In the heat of the roaring fire and the never-slowing music we were dripping with sweat, laughing along with the locals. The party continued until long after midnight, with the people of Emagnevy and Mahatalaky joining in the dancing later on.
Malaria is a huge problem in Madagascar, with over half a million suspected cases in 2009. The health centre in Mahatalaky, has just one nurse, no doctors, and very basic equipment, but deals with thousands of people in the local area, making malaria awareness even more important.
Monica, a local Peace Corps volunteer, had organised various events for local children and their families at the site of the new secondary school, including a huge mural painting. The other volunteers and I contributed by performing a play about the risks of malaria, the importance of mosquito nets (not as fishing nets), and what to do when someone displays symptoms.
On the 27th of April, we went down to the site of the new secondary school in Mahatalaky for the opening ceremony. Built by Azafady on previous schemes, it includes 3 stone classrooms, a well and latrines.
The grounds were packed with hundreds of locals, plus the village chief, the mayor, delegations from the region and capital, most of Azafady's Malagasy board, volunteers and guides. First there were speeches from the various dignitaries, before a zebu was sacrificed to honour God, religion, ancestors and friends.

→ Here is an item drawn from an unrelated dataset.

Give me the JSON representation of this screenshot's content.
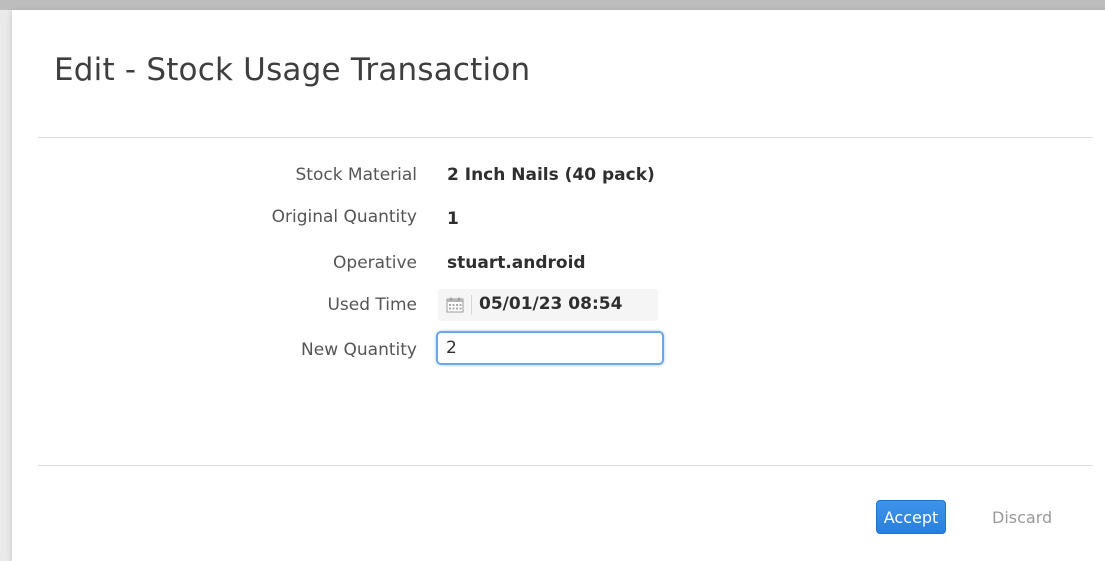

With the ceremony over, we wandered around the site chatting to the locals and perusing the myriad stalls selling food, goods and gambling opportunities.
With our construction project complete ahead of schedule, we spent a few days at a beach near Evatraha on the south eastern coast. Secluded, empty and stunning, it was the perfect place to relax and rinse off stubborn accumulations of dirt and cement.
On the second day we walked about an hour round the coast to Lokaro Bay, which has an even more beautiful beach, along with a small coral reef, and some giant lizards.
That evening marked the end of the short-term construction programme with Azafady. As I and the other short term volunteers prepared to leave, the Pioneer team were looking forward to another construction project, tree planting and other adventures still to come.
On the way home, I stopped off for a few days in Antananarivo, capital of Madagascar. Brightly-coloured houses line the hillsides, whilst rice paddies encircle the city and sprout at random in its suburbs. 'Tana has a large number of cultural and historical attractions, making it well worth a look if you can.
I particularly enjoyed visiting a local zoo, Croc Farm, where we saw hundreds of crocodiles, a few species of chameleon, lizard, gecko, lemur and fossae. The fossa (fosa in Malagasy), is the largest mammalian carnivore in Madagascar, similar in appearance to a cougar.
I enjoyed every moment of my time in Madagascar, and came away with a number of fantastic memories. I'd thoroughly recommend visiting this enigmatic Eighth Continent, even more so with Azafady.